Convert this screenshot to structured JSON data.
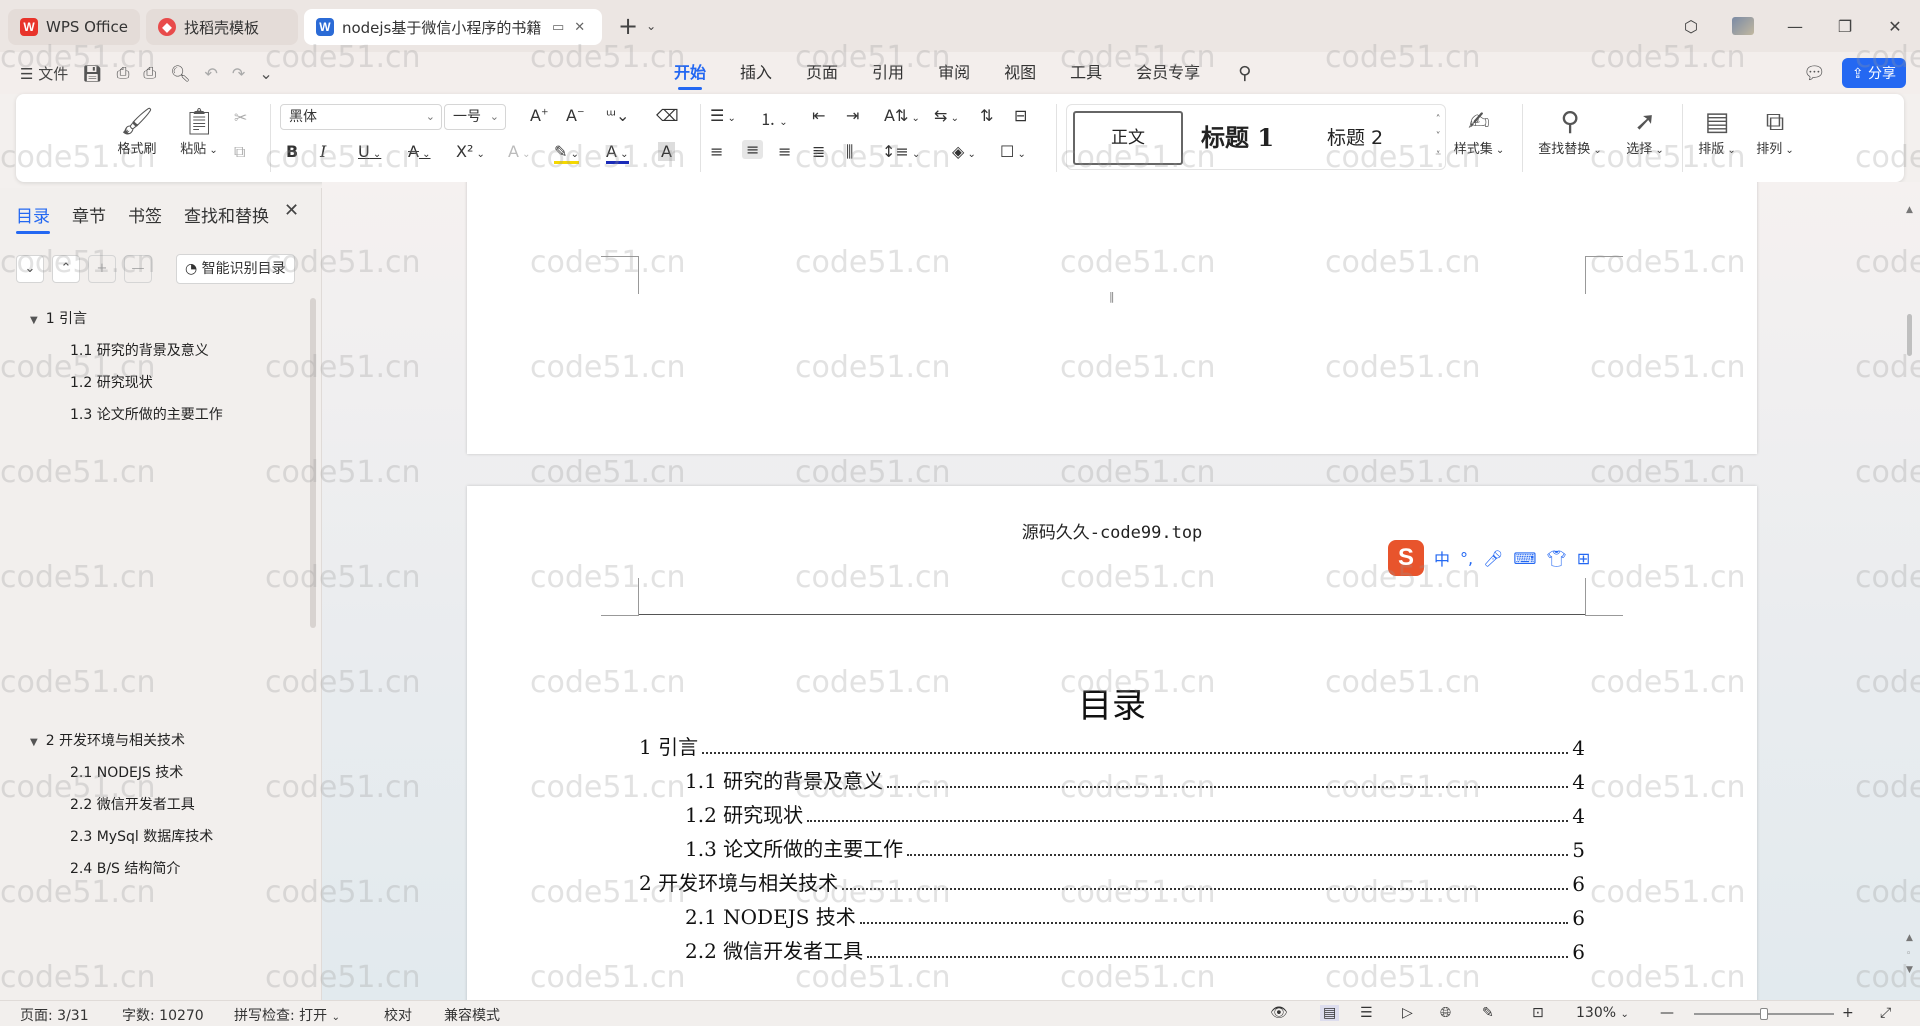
{
  "titlebar": {
    "tabs": [
      {
        "label": "WPS Office",
        "icon": "wps-logo-icon",
        "color": "#e8342b"
      },
      {
        "label": "找稻壳模板",
        "icon": "docer-logo-icon",
        "color": "#e84b4b"
      },
      {
        "label": "nodejs基于微信小程序的书籍",
        "icon": "word-doc-icon",
        "color": "#2b6bd6"
      }
    ],
    "new_tab": "+"
  },
  "menubar": {
    "file_label": "文件",
    "tabs": [
      "开始",
      "插入",
      "页面",
      "引用",
      "审阅",
      "视图",
      "工具",
      "会员专享"
    ],
    "active_tab": "开始",
    "share_label": "分享"
  },
  "ribbon": {
    "format_painter": "格式刷",
    "paste": "粘贴",
    "font_name": "黑体",
    "font_size": "一号",
    "style_normal": "正文",
    "style_h1": "标题 1",
    "style_h2": "标题 2",
    "style_set": "样式集",
    "find_replace": "查找替换",
    "select": "选择",
    "layout": "排版",
    "arrange": "排列"
  },
  "navpane": {
    "tabs": [
      "目录",
      "章节",
      "书签",
      "查找和替换"
    ],
    "active_tab": "目录",
    "smart_toc": "智能识别目录",
    "items": [
      {
        "label": "1  引言",
        "level": 1
      },
      {
        "label": "1.1 研究的背景及意义",
        "level": 2
      },
      {
        "label": "1.2 研究现状",
        "level": 2
      },
      {
        "label": "1.3 论文所做的主要工作",
        "level": 2
      },
      {
        "label": "2  开发环境与相关技术",
        "level": 1
      },
      {
        "label": "2.1 NODEJS 技术",
        "level": 2
      },
      {
        "label": "2.2 微信开发者工具",
        "level": 2
      },
      {
        "label": "2.3 MySql 数据库技术",
        "level": 2
      },
      {
        "label": "2.4 B/S 结构简介",
        "level": 2
      }
    ]
  },
  "document": {
    "page_header": "源码久久-code99.top",
    "toc_title": "目录",
    "toc_lines": [
      {
        "label": "1  引言",
        "page": "4",
        "level": 1
      },
      {
        "label": "1.1 研究的背景及意义",
        "page": "4",
        "level": 2
      },
      {
        "label": "1.2 研究现状",
        "page": "4",
        "level": 2
      },
      {
        "label": "1.3 论文所做的主要工作",
        "page": "5",
        "level": 2
      },
      {
        "label": "2  开发环境与相关技术",
        "page": "6",
        "level": 1
      },
      {
        "label": "2.1 NODEJS 技术",
        "page": "6",
        "level": 2
      },
      {
        "label": "2.2 微信开发者工具",
        "page": "6",
        "level": 2
      }
    ],
    "watermark": "code51.cn"
  },
  "ime": {
    "mode": "中",
    "punct": "°,"
  },
  "statusbar": {
    "page": "页面: 3/31",
    "words": "字数: 10270",
    "spell": "拼写检查: 打开",
    "proof": "校对",
    "compat": "兼容模式",
    "zoom": "130%"
  }
}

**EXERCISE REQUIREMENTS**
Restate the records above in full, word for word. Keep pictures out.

**TASK OUTPUT**
Convert this screenshot to structured JSON data.
{
  "titlebar": {
    "tabs": [
      {
        "label": "WPS Office",
        "icon": "wps-logo-icon",
        "color": "#e8342b"
      },
      {
        "label": "找稻壳模板",
        "icon": "docer-logo-icon",
        "color": "#e84b4b"
      },
      {
        "label": "nodejs基于微信小程序的书籍",
        "icon": "word-doc-icon",
        "color": "#2b6bd6"
      }
    ],
    "new_tab": "+"
  },
  "menubar": {
    "file_label": "文件",
    "tabs": [
      "开始",
      "插入",
      "页面",
      "引用",
      "审阅",
      "视图",
      "工具",
      "会员专享"
    ],
    "active_tab": "开始",
    "share_label": "分享"
  },
  "ribbon": {
    "format_painter": "格式刷",
    "paste": "粘贴",
    "font_name": "黑体",
    "font_size": "一号",
    "style_normal": "正文",
    "style_h1": "标题 1",
    "style_h2": "标题 2",
    "style_set": "样式集",
    "find_replace": "查找替换",
    "select": "选择",
    "layout": "排版",
    "arrange": "排列"
  },
  "navpane": {
    "tabs": [
      "目录",
      "章节",
      "书签",
      "查找和替换"
    ],
    "active_tab": "目录",
    "smart_toc": "智能识别目录",
    "items": [
      {
        "label": "1  引言",
        "level": 1
      },
      {
        "label": "1.1 研究的背景及意义",
        "level": 2
      },
      {
        "label": "1.2 研究现状",
        "level": 2
      },
      {
        "label": "1.3 论文所做的主要工作",
        "level": 2
      },
      {
        "label": "2  开发环境与相关技术",
        "level": 1
      },
      {
        "label": "2.1 NODEJS 技术",
        "level": 2
      },
      {
        "label": "2.2 微信开发者工具",
        "level": 2
      },
      {
        "label": "2.3 MySql 数据库技术",
        "level": 2
      },
      {
        "label": "2.4 B/S 结构简介",
        "level": 2
      }
    ]
  },
  "document": {
    "page_header": "源码久久-code99.top",
    "toc_title": "目录",
    "toc_lines": [
      {
        "label": "1  引言",
        "page": "4",
        "level": 1
      },
      {
        "label": "1.1 研究的背景及意义",
        "page": "4",
        "level": 2
      },
      {
        "label": "1.2 研究现状",
        "page": "4",
        "level": 2
      },
      {
        "label": "1.3 论文所做的主要工作",
        "page": "5",
        "level": 2
      },
      {
        "label": "2  开发环境与相关技术",
        "page": "6",
        "level": 1
      },
      {
        "label": "2.1 NODEJS 技术",
        "page": "6",
        "level": 2
      },
      {
        "label": "2.2 微信开发者工具",
        "page": "6",
        "level": 2
      }
    ],
    "watermark": "code51.cn"
  },
  "ime": {
    "mode": "中",
    "punct": "°,"
  },
  "statusbar": {
    "page": "页面: 3/31",
    "words": "字数: 10270",
    "spell": "拼写检查: 打开",
    "proof": "校对",
    "compat": "兼容模式",
    "zoom": "130%"
  }
}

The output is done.